** EXTRACTED DATA follows **
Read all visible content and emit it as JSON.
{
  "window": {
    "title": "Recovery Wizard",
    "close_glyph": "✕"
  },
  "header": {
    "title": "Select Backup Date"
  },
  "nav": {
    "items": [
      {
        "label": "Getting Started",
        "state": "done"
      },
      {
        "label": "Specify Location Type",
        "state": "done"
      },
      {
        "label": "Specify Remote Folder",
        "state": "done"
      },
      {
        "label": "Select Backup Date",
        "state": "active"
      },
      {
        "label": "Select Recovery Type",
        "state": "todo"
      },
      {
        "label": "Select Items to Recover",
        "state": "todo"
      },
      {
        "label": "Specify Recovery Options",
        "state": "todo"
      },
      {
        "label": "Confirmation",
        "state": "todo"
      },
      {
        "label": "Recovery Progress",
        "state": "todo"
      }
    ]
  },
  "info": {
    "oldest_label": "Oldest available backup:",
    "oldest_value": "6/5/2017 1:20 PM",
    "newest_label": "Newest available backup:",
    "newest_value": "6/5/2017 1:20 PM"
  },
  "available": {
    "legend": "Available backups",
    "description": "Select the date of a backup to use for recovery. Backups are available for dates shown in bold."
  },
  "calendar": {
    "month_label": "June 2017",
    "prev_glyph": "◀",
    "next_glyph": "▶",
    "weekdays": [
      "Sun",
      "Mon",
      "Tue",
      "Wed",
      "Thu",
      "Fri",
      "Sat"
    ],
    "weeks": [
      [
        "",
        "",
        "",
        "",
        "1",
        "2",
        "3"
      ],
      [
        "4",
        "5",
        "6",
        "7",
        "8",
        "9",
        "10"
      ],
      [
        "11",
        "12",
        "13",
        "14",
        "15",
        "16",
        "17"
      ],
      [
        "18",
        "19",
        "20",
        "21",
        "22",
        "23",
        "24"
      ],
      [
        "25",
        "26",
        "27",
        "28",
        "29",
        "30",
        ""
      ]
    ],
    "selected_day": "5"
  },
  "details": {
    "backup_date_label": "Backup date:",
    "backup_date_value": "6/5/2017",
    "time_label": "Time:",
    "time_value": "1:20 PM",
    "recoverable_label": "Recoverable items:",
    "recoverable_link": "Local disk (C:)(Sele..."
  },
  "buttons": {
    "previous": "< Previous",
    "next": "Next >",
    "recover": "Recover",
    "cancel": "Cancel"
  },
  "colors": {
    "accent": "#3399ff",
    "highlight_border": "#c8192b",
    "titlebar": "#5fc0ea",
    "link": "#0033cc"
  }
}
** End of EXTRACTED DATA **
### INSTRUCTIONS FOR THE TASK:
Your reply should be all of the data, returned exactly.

### COMPLETED TASK:
Read all visible content and emit it as JSON.
{
  "window": {
    "title": "Recovery Wizard",
    "close_glyph": "✕"
  },
  "header": {
    "title": "Select Backup Date"
  },
  "nav": {
    "items": [
      {
        "label": "Getting Started",
        "state": "done"
      },
      {
        "label": "Specify Location Type",
        "state": "done"
      },
      {
        "label": "Specify Remote Folder",
        "state": "done"
      },
      {
        "label": "Select Backup Date",
        "state": "active"
      },
      {
        "label": "Select Recovery Type",
        "state": "todo"
      },
      {
        "label": "Select Items to Recover",
        "state": "todo"
      },
      {
        "label": "Specify Recovery Options",
        "state": "todo"
      },
      {
        "label": "Confirmation",
        "state": "todo"
      },
      {
        "label": "Recovery Progress",
        "state": "todo"
      }
    ]
  },
  "info": {
    "oldest_label": "Oldest available backup:",
    "oldest_value": "6/5/2017 1:20 PM",
    "newest_label": "Newest available backup:",
    "newest_value": "6/5/2017 1:20 PM"
  },
  "available": {
    "legend": "Available backups",
    "description": "Select the date of a backup to use for recovery. Backups are available for dates shown in bold."
  },
  "calendar": {
    "month_label": "June 2017",
    "prev_glyph": "◀",
    "next_glyph": "▶",
    "weekdays": [
      "Sun",
      "Mon",
      "Tue",
      "Wed",
      "Thu",
      "Fri",
      "Sat"
    ],
    "weeks": [
      [
        "",
        "",
        "",
        "",
        "1",
        "2",
        "3"
      ],
      [
        "4",
        "5",
        "6",
        "7",
        "8",
        "9",
        "10"
      ],
      [
        "11",
        "12",
        "13",
        "14",
        "15",
        "16",
        "17"
      ],
      [
        "18",
        "19",
        "20",
        "21",
        "22",
        "23",
        "24"
      ],
      [
        "25",
        "26",
        "27",
        "28",
        "29",
        "30",
        ""
      ]
    ],
    "selected_day": "5"
  },
  "details": {
    "backup_date_label": "Backup date:",
    "backup_date_value": "6/5/2017",
    "time_label": "Time:",
    "time_value": "1:20 PM",
    "recoverable_label": "Recoverable items:",
    "recoverable_link": "Local disk (C:)(Sele..."
  },
  "buttons": {
    "previous": "< Previous",
    "next": "Next >",
    "recover": "Recover",
    "cancel": "Cancel"
  },
  "colors": {
    "accent": "#3399ff",
    "highlight_border": "#c8192b",
    "titlebar": "#5fc0ea",
    "link": "#0033cc"
  }
}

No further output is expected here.